* Given records
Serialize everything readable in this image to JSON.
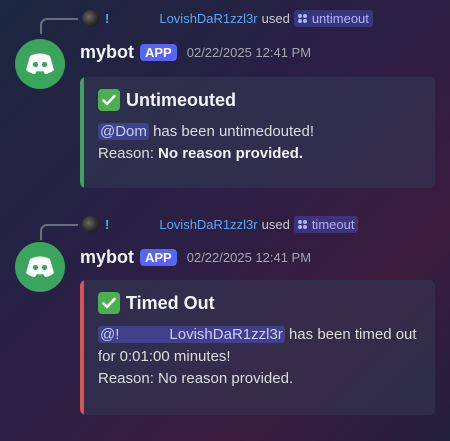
{
  "colors": {
    "success_bar": "#3ba55d",
    "error_bar": "#d9534f",
    "avatar_bg": "#3ba55d",
    "app_badge": "#5865f2",
    "link_blue": "#5aa8f0",
    "checkmark": "#4caf50"
  },
  "messages": [
    {
      "reply": {
        "name_suffix": "!",
        "user": "LovishDaR1zzl3r",
        "used": "used",
        "command": "untimeout"
      },
      "bot": {
        "name": "mybot",
        "badge": "APP",
        "timestamp": "02/22/2025 12:41 PM",
        "avatar_icon": "discord-logo-icon"
      },
      "embed": {
        "icon": "check-mark-icon",
        "title": "Untimeouted",
        "mention": "@Dom",
        "line1_rest": " has been untimedouted!",
        "reason_label": "Reason: ",
        "reason_value": "No reason provided."
      }
    },
    {
      "reply": {
        "name_suffix": "!",
        "user": "LovishDaR1zzl3r",
        "used": "used",
        "command": "timeout"
      },
      "bot": {
        "name": "mybot",
        "badge": "APP",
        "timestamp": "02/22/2025 12:41 PM",
        "avatar_icon": "discord-logo-icon"
      },
      "embed": {
        "icon": "check-mark-icon",
        "title": "Timed Out",
        "mention": "@!            LovishDaR1zzl3r",
        "line1_rest": " has been timed out for 0:01:00 minutes!",
        "reason_line": "Reason: No reason provided."
      }
    }
  ]
}
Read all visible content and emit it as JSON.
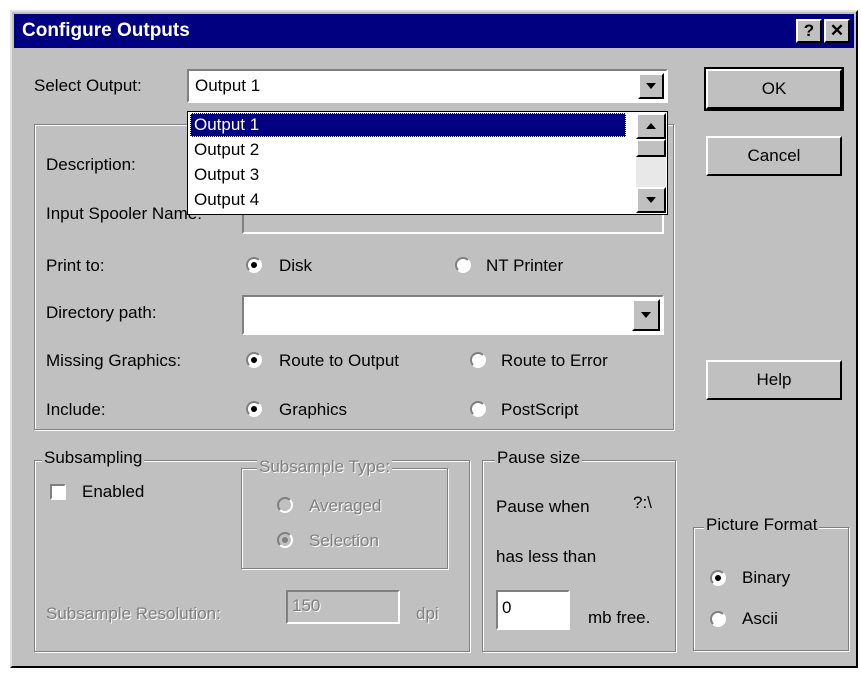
{
  "window": {
    "title": "Configure Outputs",
    "help_btn": "?",
    "close_btn": "✕"
  },
  "select_output": {
    "label": "Select Output:",
    "value": "Output 1",
    "options": [
      "Output 1",
      "Output 2",
      "Output 3",
      "Output 4"
    ]
  },
  "buttons": {
    "ok": "OK",
    "cancel": "Cancel",
    "help": "Help"
  },
  "form": {
    "description_label": "Description:",
    "spooler_label": "Input Spooler Name:",
    "print_to_label": "Print to:",
    "print_disk": "Disk",
    "print_nt": "NT Printer",
    "directory_label": "Directory path:",
    "directory_value": "",
    "missing_label": "Missing Graphics:",
    "missing_route_output": "Route to Output",
    "missing_route_error": "Route to Error",
    "include_label": "Include:",
    "include_graphics": "Graphics",
    "include_postscript": "PostScript"
  },
  "subsampling": {
    "legend": "Subsampling",
    "enabled_label": "Enabled",
    "type_legend": "Subsample Type:",
    "averaged": "Averaged",
    "selection": "Selection",
    "resolution_label": "Subsample Resolution:",
    "resolution_value": "150",
    "unit": "dpi"
  },
  "pause": {
    "legend": "Pause size",
    "line1": "Pause when",
    "drive": "?:\\",
    "line2": "has less than",
    "value": "0",
    "unit": "mb free."
  },
  "picture_format": {
    "legend": "Picture Format",
    "binary": "Binary",
    "ascii": "Ascii"
  }
}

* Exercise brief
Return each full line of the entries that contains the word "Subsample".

* Output for this task
    "type_legend": "Subsample Type:",
    "resolution_label": "Subsample Resolution:",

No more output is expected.